App and web page records

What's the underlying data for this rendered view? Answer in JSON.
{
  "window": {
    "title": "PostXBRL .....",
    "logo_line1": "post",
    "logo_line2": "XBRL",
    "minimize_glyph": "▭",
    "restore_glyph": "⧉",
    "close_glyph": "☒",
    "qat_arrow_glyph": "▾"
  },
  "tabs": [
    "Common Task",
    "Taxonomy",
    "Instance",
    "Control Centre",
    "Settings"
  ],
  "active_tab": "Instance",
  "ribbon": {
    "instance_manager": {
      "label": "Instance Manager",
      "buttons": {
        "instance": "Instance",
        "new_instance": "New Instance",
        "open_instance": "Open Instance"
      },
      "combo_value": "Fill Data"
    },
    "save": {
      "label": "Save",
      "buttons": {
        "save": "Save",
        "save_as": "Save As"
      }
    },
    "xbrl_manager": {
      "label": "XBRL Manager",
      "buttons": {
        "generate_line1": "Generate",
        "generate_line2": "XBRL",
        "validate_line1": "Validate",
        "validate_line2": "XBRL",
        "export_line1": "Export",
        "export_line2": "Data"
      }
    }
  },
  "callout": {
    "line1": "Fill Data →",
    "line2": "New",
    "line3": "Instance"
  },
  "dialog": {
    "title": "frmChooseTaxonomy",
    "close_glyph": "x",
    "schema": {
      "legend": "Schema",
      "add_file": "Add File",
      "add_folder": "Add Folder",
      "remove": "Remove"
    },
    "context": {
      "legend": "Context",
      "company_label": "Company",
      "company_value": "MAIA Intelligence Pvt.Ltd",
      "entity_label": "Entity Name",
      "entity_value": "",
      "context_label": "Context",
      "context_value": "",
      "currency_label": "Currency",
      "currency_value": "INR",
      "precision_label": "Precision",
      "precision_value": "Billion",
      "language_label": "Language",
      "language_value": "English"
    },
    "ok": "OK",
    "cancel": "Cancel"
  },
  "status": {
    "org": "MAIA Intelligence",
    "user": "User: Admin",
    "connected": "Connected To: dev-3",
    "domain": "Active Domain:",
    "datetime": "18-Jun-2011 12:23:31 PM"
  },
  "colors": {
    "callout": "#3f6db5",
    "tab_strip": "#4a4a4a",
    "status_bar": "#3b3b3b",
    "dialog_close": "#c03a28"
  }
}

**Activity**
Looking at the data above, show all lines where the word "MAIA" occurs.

**Solution below**
      "company_value": "MAIA Intelligence Pvt.Ltd",
    "org": "MAIA Intelligence",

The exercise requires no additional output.